I have had a significant number of conversations recently about cloud, and how it applies specifically to the supply chain. OK, not all that surprising, after all, along with mobility, cloud is very much at the apex of the hype cycle. Yet if one looks beyond the hype, cloud offers the potential to not only transform how supply chain organizations procure IT capabilities, but also to fundamentally change how they manage business processes. Certainly I do not wish to 'over-egg' the omelet here, or suggest that this will happen tomorrow, but it is coming -- and perhaps faster than we might appreciate.
Up to now, the conversation about cloud in the supply chain, and cloud's 'as-a-service' progeny, has tended to begin with total cost of ownership (TCO). There seems little question that for some companies, and in some cases, an 'as-a-service' application can provide a lower TCO than its on-premise alternative. Whether there are diminishing returns (driven my company size and/or number of users), I'll leave to another discussion, but suffice to say that you are remiss if you do not at least consider a cloud alternative when evaluating a system change.
Although TCO will always be important, it is my sense that the conversation about cloud in the supply chain is rapidly moving beyond just cost to also consider capabilities, and the speed with which capabilities can be made available to the supply chain. I have made the observation recently that as the 'clock speed' of business accelerates, multi-year IT implementations increasingly make no sense -- how can you possibly anticipate where your supply chain will be? Although it will be different for all companies, it does seem clear that the 'clock speed' of the business is running faster and faster for most manufacturers -- whether in the volatility of demand, requirements for shorter lead-times, or the acquisition of new capabilities -- yet the delivery of traditional IT capabilities is struggling to keep up. Software vendors have done a good job in offering quicker implementation capabilities, however, for most manufacturers, IT resource limitations quickly become a bottleneck for the supply chain.
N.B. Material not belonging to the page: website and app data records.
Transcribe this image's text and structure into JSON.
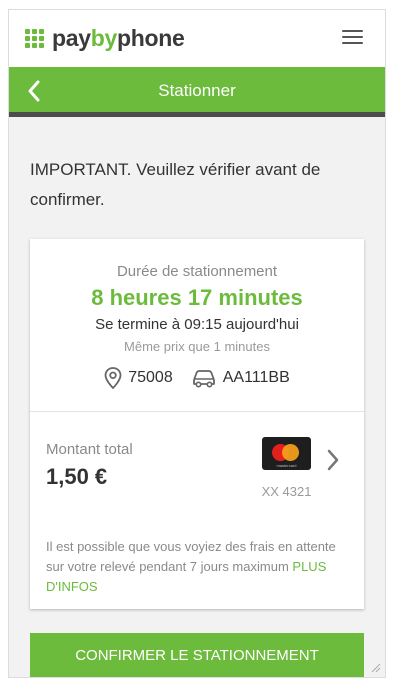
{
  "header": {
    "logo": {
      "pay": "pay",
      "by": "by",
      "phone": "phone"
    },
    "menu_icon": "hamburger-menu-icon"
  },
  "titlebar": {
    "title": "Stationner",
    "back_icon": "chevron-left-icon"
  },
  "notice": "IMPORTANT. Veuillez vérifier avant de confirmer.",
  "summary": {
    "duration_label": "Durée de stationnement",
    "duration_value": "8 heures 17 minutes",
    "end_time": "Se termine à 09:15 aujourd'hui",
    "same_price": "Même prix que 1 minutes",
    "location": "75008",
    "plate": "AA111BB"
  },
  "payment": {
    "total_label": "Montant total",
    "total_value": "1,50 €",
    "card_brand": "mastercard",
    "card_logo_text": "mastercard",
    "card_number": "XX 4321"
  },
  "fees": {
    "text": "Il est possible que vous voyiez des frais en attente sur votre relevé pendant 7 jours maximum",
    "more_link": "PLUS D'INFOS"
  },
  "confirm_button": "CONFIRMER LE STATIONNEMENT",
  "colors": {
    "brand_green": "#6cbb3c",
    "dark_bar": "#4d4d4d"
  }
}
It is the view of IDC Manufacturing Insights that cloud does not need to be constrained by these limitations, and can be transformational in better aligning the 'clock speed' of business with the acquisition of IT capabilities.
And there are other potential advantages to supply chains from cloud applications that we will discuss further in subsequent research, including the ability to scale easily to business changes, lower barriers to entry for smaller partners, ease of application modernization, ease-of-use/access, and a 'single version of the truth'.
What do you think? We would love to hear you thoughts and opinions!